↓↓↓

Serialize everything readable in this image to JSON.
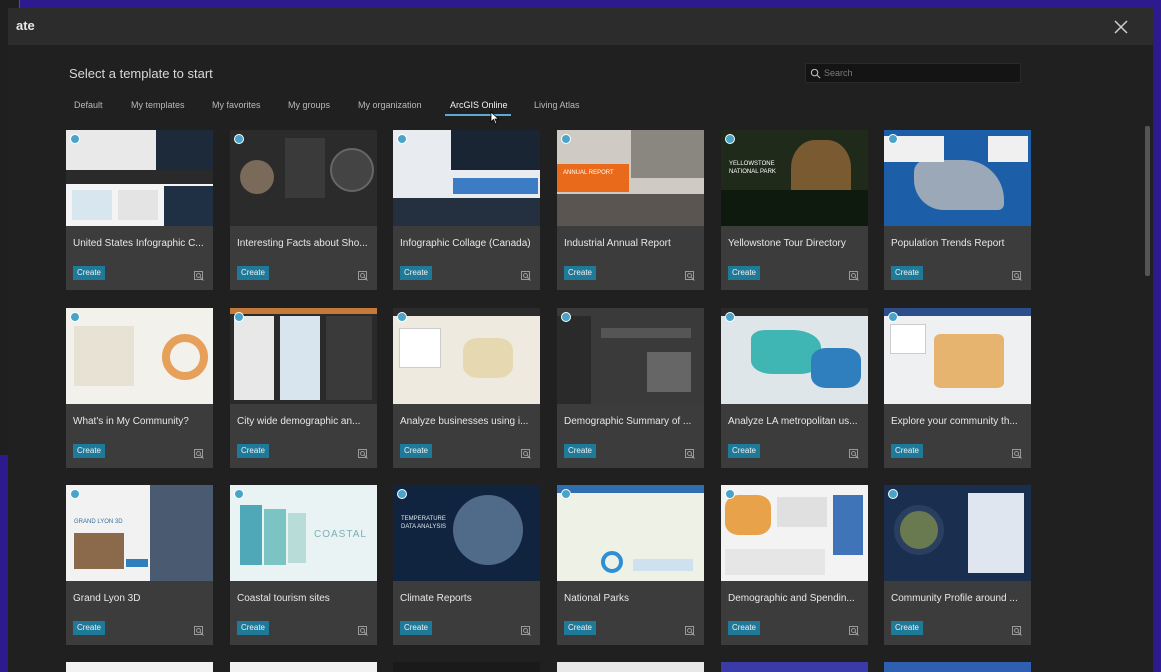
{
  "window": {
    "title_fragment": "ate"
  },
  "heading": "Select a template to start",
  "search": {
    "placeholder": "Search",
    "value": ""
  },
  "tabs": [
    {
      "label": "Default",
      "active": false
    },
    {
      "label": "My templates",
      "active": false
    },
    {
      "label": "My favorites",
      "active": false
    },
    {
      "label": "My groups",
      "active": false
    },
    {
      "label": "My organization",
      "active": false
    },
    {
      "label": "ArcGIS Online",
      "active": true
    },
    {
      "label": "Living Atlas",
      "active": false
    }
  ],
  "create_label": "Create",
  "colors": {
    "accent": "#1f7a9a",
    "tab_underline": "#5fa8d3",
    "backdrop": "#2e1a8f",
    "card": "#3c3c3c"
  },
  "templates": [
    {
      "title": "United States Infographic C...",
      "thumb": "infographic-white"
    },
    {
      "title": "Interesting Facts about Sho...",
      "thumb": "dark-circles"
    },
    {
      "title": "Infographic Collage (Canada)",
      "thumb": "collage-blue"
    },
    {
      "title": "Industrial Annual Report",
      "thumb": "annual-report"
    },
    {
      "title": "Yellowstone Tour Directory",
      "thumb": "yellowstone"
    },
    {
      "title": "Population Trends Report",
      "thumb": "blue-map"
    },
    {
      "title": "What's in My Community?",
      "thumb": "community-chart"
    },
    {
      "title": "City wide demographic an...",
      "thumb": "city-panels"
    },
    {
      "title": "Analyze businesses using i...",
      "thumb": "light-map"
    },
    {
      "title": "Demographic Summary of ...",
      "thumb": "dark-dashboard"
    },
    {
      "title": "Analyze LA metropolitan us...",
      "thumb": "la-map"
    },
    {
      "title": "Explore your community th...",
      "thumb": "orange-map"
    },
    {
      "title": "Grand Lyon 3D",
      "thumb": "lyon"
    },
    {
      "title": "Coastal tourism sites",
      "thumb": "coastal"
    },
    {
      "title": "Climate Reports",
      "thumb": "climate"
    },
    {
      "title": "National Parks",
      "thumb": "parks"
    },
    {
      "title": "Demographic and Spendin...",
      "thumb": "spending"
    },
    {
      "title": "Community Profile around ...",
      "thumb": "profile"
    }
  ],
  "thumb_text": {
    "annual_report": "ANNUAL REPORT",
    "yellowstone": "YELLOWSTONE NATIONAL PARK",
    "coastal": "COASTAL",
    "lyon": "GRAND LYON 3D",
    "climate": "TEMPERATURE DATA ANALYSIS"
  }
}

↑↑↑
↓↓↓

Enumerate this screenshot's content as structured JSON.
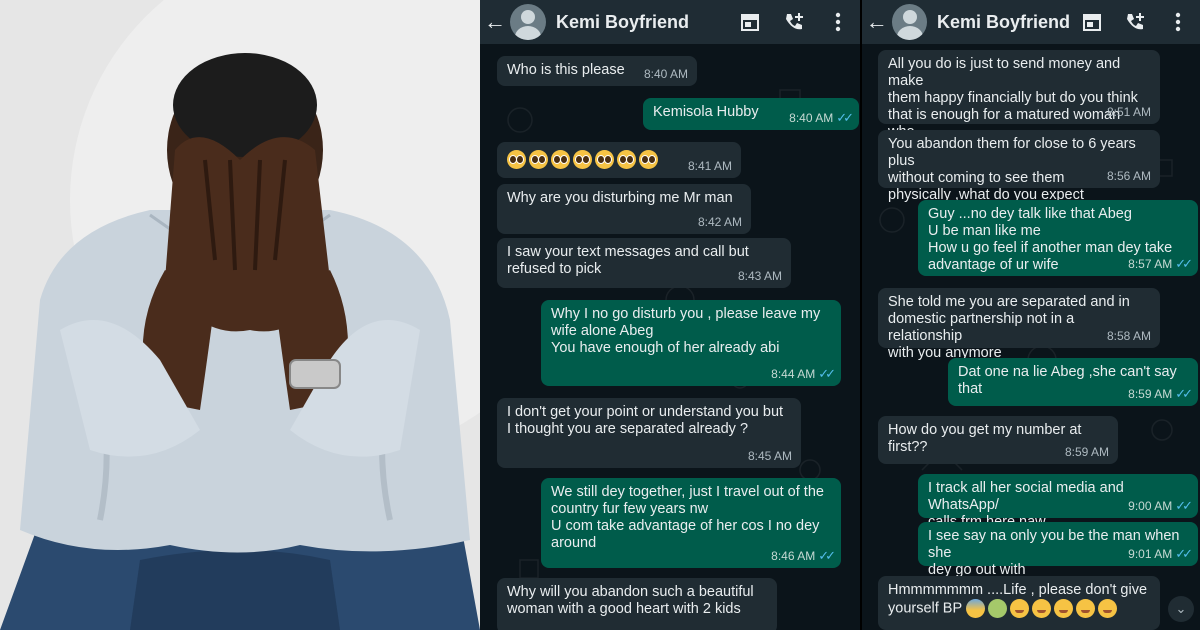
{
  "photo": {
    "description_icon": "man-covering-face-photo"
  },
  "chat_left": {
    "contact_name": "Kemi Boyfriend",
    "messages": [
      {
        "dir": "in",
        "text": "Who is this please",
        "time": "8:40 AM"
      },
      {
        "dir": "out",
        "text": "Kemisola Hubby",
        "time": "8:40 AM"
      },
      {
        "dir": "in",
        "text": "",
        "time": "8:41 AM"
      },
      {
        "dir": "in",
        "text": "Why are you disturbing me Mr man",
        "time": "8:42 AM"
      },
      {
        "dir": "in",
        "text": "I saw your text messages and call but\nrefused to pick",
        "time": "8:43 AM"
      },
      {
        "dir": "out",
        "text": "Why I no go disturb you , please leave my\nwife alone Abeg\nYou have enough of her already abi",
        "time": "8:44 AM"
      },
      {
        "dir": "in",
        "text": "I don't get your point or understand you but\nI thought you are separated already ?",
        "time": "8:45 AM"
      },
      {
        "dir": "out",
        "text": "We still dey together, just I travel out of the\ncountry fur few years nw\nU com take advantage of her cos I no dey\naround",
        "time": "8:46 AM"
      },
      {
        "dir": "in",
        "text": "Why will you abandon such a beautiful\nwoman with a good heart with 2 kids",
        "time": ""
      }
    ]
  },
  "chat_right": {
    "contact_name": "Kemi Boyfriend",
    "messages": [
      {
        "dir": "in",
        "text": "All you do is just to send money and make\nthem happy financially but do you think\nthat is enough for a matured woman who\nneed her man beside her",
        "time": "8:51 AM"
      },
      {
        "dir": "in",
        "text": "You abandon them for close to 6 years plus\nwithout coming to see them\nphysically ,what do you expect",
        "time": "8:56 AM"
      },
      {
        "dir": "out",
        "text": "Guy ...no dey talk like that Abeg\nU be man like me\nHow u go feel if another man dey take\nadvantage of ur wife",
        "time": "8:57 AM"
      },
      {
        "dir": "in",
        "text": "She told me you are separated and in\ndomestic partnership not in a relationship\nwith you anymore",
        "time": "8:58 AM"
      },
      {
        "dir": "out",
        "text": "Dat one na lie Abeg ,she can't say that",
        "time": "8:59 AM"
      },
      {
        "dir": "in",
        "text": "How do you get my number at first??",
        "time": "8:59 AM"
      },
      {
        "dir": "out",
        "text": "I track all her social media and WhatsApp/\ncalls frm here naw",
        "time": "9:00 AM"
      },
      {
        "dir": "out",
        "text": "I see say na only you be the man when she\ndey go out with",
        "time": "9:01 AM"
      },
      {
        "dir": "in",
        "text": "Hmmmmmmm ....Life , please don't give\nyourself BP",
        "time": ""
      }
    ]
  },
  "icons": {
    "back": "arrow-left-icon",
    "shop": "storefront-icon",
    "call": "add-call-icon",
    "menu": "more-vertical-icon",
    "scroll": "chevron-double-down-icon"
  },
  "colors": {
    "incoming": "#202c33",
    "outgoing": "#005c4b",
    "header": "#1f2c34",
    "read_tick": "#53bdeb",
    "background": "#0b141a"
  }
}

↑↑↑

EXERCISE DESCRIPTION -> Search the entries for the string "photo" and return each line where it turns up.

RESPONSE BOX ->
  "photo": {
    "description_icon": "man-covering-face-photo"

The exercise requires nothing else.